■ **Exercise details**:
In your copy, leave out the pictures and repeat the entries below exactly.

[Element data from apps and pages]
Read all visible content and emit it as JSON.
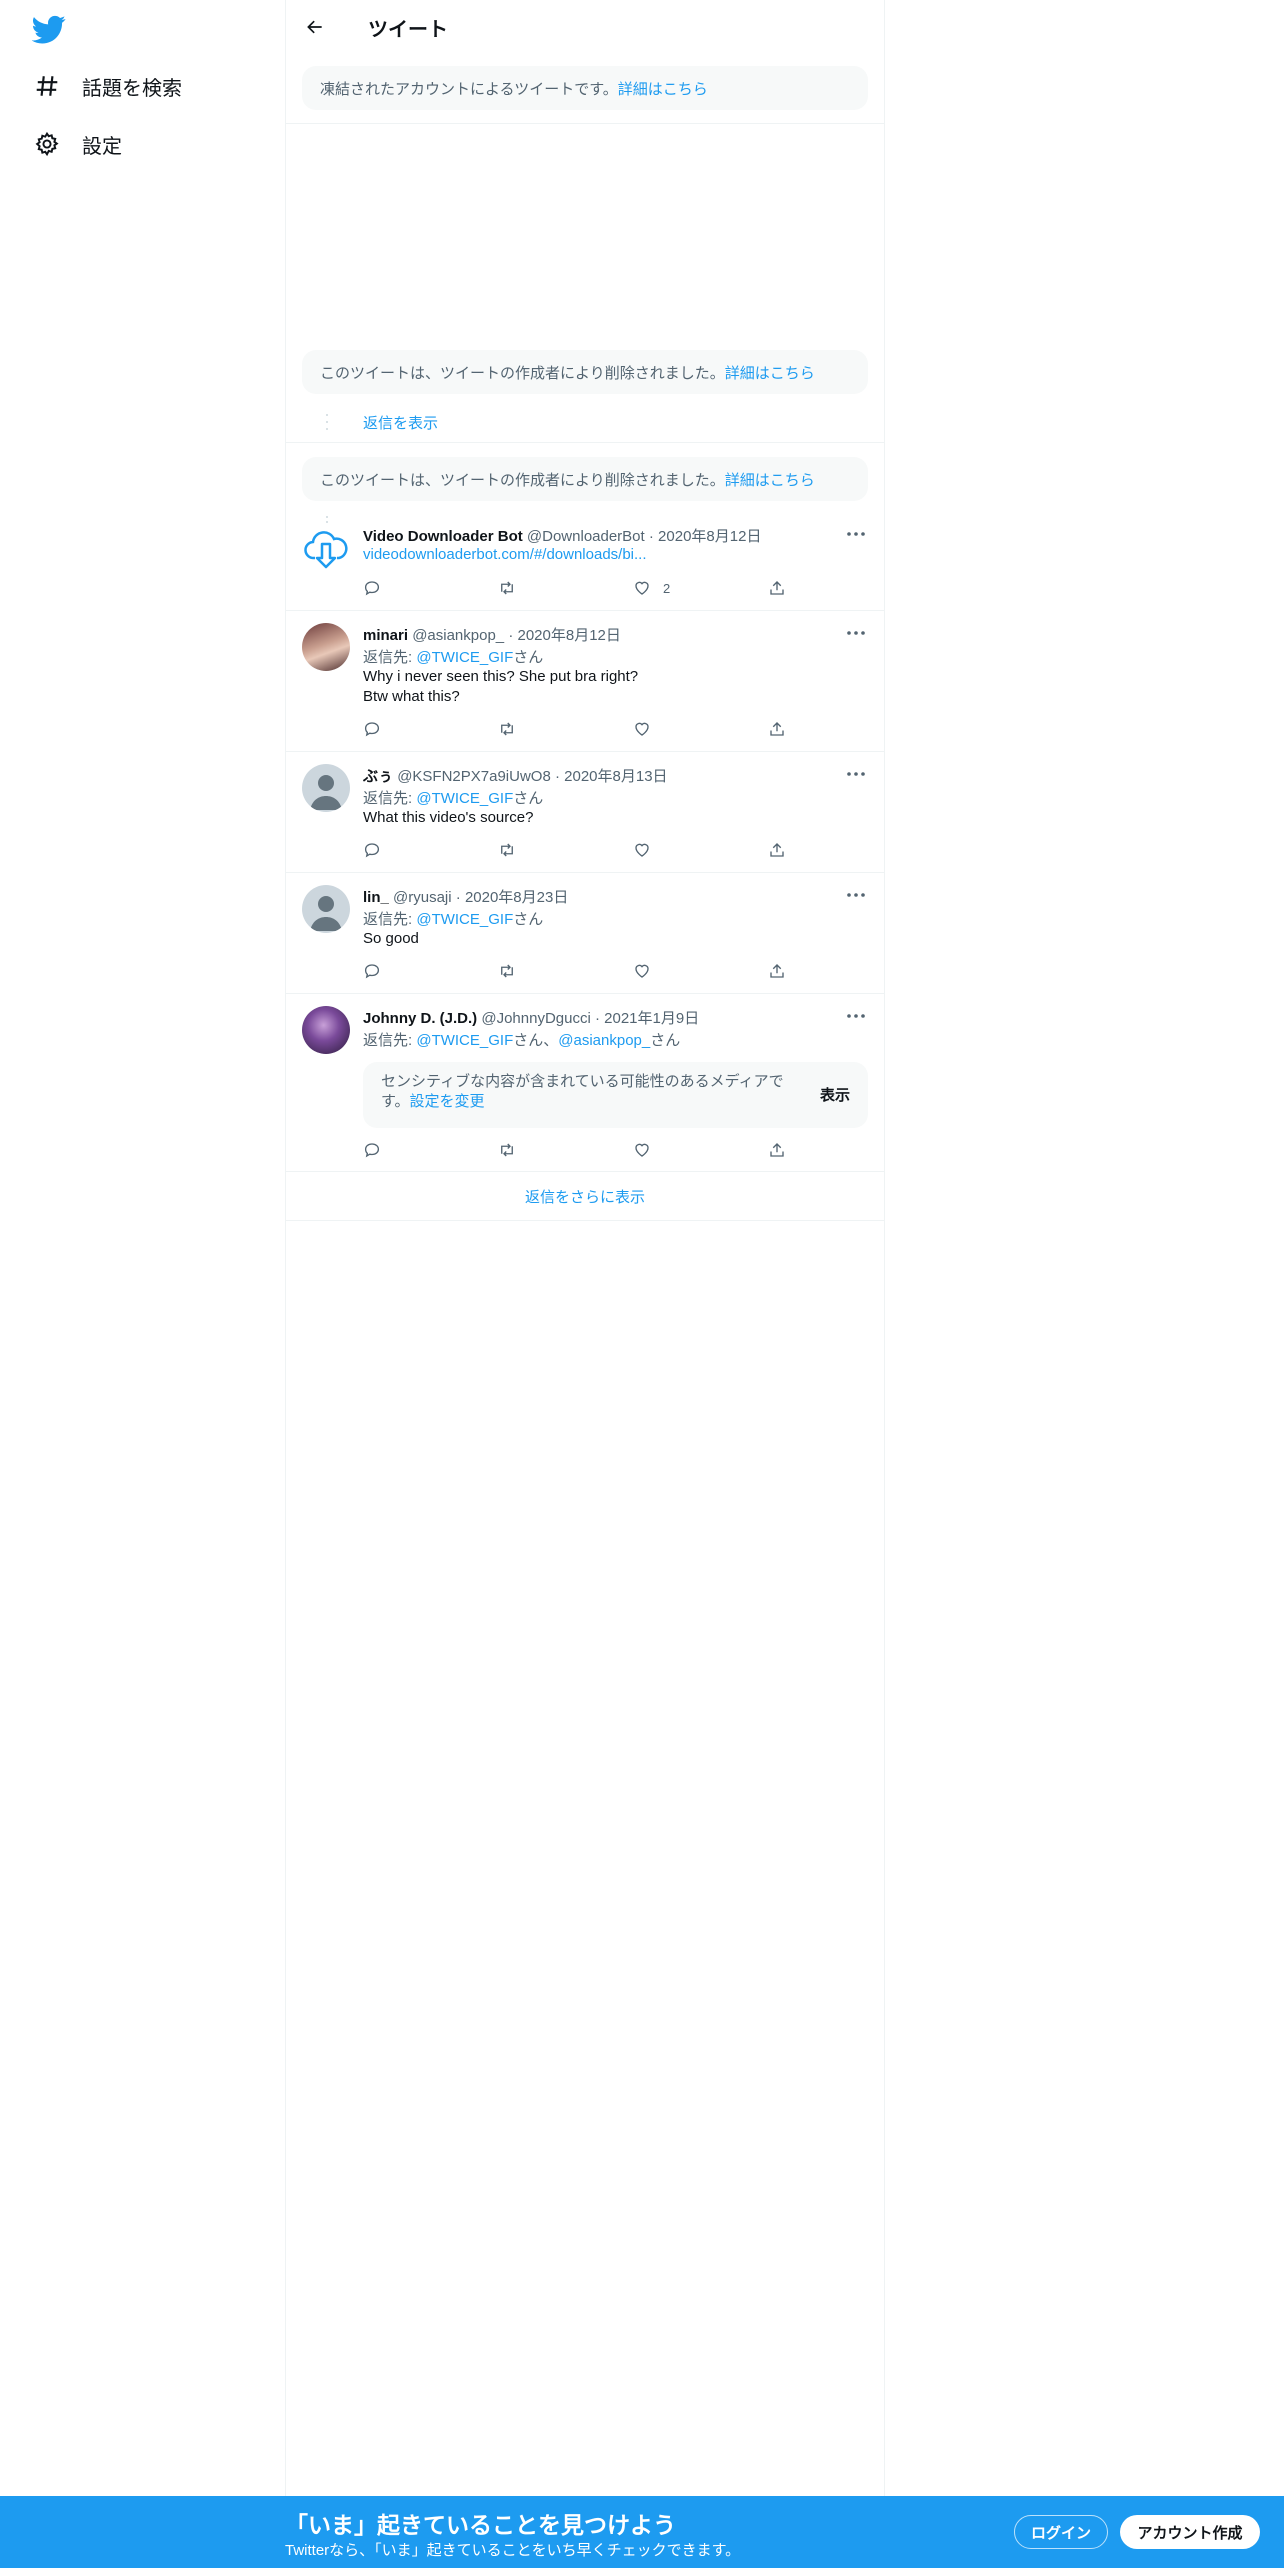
{
  "sidebar": {
    "logo_icon": "twitter-bird-icon",
    "items": [
      {
        "label": "話題を検索",
        "icon": "hashtag-icon"
      },
      {
        "label": "設定",
        "icon": "gear-icon"
      }
    ]
  },
  "header": {
    "title": "ツイート",
    "back_icon": "arrow-left-icon"
  },
  "notices": {
    "suspended": {
      "text": "凍結されたアカウントによるツイートです。",
      "link": "詳細はこちら"
    },
    "deleted_1": {
      "text": "このツイートは、ツイートの作成者により削除されました。",
      "link": "詳細はこちら"
    },
    "deleted_2": {
      "text": "このツイートは、ツイートの作成者により削除されました。",
      "link": "詳細はこちら"
    }
  },
  "show_replies": "返信を表示",
  "tweets": [
    {
      "name": "Video Downloader Bot",
      "handle": "@DownloaderBot",
      "sep": "·",
      "date": "2020年8月12日",
      "link": "videodownloaderbot.com/#/downloads/bi...",
      "likes": "2"
    },
    {
      "name": "minari",
      "handle": "@asiankpop_",
      "sep": "·",
      "date": "2020年8月12日",
      "reply_prefix": "返信先: ",
      "reply_to": "@TWICE_GIF",
      "reply_suffix": "さん",
      "text_1": "Why i never seen this? She put bra right?",
      "text_2": "Btw what this?"
    },
    {
      "name": "ぶぅ",
      "handle": "@KSFN2PX7a9iUwO8",
      "sep": "·",
      "date": "2020年8月13日",
      "reply_prefix": "返信先: ",
      "reply_to": "@TWICE_GIF",
      "reply_suffix": "さん",
      "text_1": "What this video's source?"
    },
    {
      "name": "lin_",
      "handle": "@ryusaji",
      "sep": "·",
      "date": "2020年8月23日",
      "reply_prefix": "返信先: ",
      "reply_to": "@TWICE_GIF",
      "reply_suffix": "さん",
      "text_1": "So good"
    },
    {
      "name": "Johnny D. (J.D.)",
      "handle": "@JohnnyDgucci",
      "sep": "·",
      "date": "2021年1月9日",
      "reply_prefix": "返信先: ",
      "reply_to": "@TWICE_GIF",
      "reply_mid": "さん、",
      "reply_to_2": "@asiankpop_",
      "reply_suffix": "さん",
      "sensitive_text": "センシティブな内容が含まれている可能性のあるメディアです。",
      "sensitive_link": "設定を変更",
      "sensitive_button": "表示"
    }
  ],
  "show_more": "返信をさらに表示",
  "bottom_bar": {
    "headline": "「いま」起きていることを見つけよう",
    "subtext": "Twitterなら、「いま」起きていることをいち早くチェックできます。",
    "login": "ログイン",
    "signup": "アカウント作成"
  },
  "colors": {
    "accent": "#1d9bf0",
    "muted_text": "#536471",
    "notice_bg": "#f7f9f9"
  }
}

■ **Task result**:
Read all visible content and emit it as JSON.
{
  "sidebar": {
    "logo_icon": "twitter-bird-icon",
    "items": [
      {
        "label": "話題を検索",
        "icon": "hashtag-icon"
      },
      {
        "label": "設定",
        "icon": "gear-icon"
      }
    ]
  },
  "header": {
    "title": "ツイート",
    "back_icon": "arrow-left-icon"
  },
  "notices": {
    "suspended": {
      "text": "凍結されたアカウントによるツイートです。",
      "link": "詳細はこちら"
    },
    "deleted_1": {
      "text": "このツイートは、ツイートの作成者により削除されました。",
      "link": "詳細はこちら"
    },
    "deleted_2": {
      "text": "このツイートは、ツイートの作成者により削除されました。",
      "link": "詳細はこちら"
    }
  },
  "show_replies": "返信を表示",
  "tweets": [
    {
      "name": "Video Downloader Bot",
      "handle": "@DownloaderBot",
      "sep": "·",
      "date": "2020年8月12日",
      "link": "videodownloaderbot.com/#/downloads/bi...",
      "likes": "2"
    },
    {
      "name": "minari",
      "handle": "@asiankpop_",
      "sep": "·",
      "date": "2020年8月12日",
      "reply_prefix": "返信先: ",
      "reply_to": "@TWICE_GIF",
      "reply_suffix": "さん",
      "text_1": "Why i never seen this? She put bra right?",
      "text_2": "Btw what this?"
    },
    {
      "name": "ぶぅ",
      "handle": "@KSFN2PX7a9iUwO8",
      "sep": "·",
      "date": "2020年8月13日",
      "reply_prefix": "返信先: ",
      "reply_to": "@TWICE_GIF",
      "reply_suffix": "さん",
      "text_1": "What this video's source?"
    },
    {
      "name": "lin_",
      "handle": "@ryusaji",
      "sep": "·",
      "date": "2020年8月23日",
      "reply_prefix": "返信先: ",
      "reply_to": "@TWICE_GIF",
      "reply_suffix": "さん",
      "text_1": "So good"
    },
    {
      "name": "Johnny D. (J.D.)",
      "handle": "@JohnnyDgucci",
      "sep": "·",
      "date": "2021年1月9日",
      "reply_prefix": "返信先: ",
      "reply_to": "@TWICE_GIF",
      "reply_mid": "さん、",
      "reply_to_2": "@asiankpop_",
      "reply_suffix": "さん",
      "sensitive_text": "センシティブな内容が含まれている可能性のあるメディアです。",
      "sensitive_link": "設定を変更",
      "sensitive_button": "表示"
    }
  ],
  "show_more": "返信をさらに表示",
  "bottom_bar": {
    "headline": "「いま」起きていることを見つけよう",
    "subtext": "Twitterなら、「いま」起きていることをいち早くチェックできます。",
    "login": "ログイン",
    "signup": "アカウント作成"
  },
  "colors": {
    "accent": "#1d9bf0",
    "muted_text": "#536471",
    "notice_bg": "#f7f9f9"
  }
}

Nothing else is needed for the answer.